> Problem requirements
Search the listing below, and show each line that includes the word "email".

> Records for processing

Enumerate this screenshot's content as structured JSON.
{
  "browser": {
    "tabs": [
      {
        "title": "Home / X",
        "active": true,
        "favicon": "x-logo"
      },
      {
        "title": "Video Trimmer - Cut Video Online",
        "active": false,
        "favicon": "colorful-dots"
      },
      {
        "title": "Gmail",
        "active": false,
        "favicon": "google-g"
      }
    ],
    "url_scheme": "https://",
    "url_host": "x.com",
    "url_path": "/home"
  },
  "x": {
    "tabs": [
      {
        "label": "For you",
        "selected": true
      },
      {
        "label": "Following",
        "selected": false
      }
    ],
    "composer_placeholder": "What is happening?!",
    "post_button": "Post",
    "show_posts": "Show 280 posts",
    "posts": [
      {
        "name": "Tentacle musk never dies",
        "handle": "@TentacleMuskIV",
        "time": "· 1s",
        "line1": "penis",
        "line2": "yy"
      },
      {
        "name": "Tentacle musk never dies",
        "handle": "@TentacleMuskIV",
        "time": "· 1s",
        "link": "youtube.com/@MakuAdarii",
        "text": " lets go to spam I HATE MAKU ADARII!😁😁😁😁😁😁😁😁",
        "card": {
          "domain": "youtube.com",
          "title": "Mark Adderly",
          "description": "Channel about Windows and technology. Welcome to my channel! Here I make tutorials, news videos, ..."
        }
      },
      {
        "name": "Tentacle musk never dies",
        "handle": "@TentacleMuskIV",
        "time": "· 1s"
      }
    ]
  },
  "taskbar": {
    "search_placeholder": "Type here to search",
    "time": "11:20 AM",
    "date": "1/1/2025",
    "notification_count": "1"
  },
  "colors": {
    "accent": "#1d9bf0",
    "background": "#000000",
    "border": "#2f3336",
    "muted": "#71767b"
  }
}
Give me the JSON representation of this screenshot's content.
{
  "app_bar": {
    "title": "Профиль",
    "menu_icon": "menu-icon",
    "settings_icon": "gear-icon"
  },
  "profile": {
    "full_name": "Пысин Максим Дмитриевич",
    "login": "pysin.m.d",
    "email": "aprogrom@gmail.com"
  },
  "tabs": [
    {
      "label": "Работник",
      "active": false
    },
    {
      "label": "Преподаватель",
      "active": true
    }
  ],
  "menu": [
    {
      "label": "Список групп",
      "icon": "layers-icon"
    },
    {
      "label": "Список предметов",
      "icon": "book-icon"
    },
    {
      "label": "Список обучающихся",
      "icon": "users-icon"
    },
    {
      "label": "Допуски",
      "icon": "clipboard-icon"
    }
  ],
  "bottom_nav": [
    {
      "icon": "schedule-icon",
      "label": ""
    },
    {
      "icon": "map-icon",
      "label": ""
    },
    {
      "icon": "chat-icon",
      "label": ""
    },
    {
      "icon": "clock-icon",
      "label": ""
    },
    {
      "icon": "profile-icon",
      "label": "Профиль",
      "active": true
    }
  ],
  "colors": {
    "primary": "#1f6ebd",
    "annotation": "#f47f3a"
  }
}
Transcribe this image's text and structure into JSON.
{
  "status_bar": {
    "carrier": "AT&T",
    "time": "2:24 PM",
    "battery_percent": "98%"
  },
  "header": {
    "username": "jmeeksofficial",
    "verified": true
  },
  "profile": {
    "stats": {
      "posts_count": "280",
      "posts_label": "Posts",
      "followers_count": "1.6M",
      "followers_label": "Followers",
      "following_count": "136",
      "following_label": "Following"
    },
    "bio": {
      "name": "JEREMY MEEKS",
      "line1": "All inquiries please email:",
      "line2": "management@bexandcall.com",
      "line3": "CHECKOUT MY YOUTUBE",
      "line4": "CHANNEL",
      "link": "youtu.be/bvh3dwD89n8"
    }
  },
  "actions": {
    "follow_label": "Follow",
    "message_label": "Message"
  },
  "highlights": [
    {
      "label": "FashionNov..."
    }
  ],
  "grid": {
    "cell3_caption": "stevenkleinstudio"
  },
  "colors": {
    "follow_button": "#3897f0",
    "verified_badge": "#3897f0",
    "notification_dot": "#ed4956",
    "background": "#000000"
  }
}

> Task output
    "email": "aprogrom@gmail.com"
      "line1": "All inquiries please email:",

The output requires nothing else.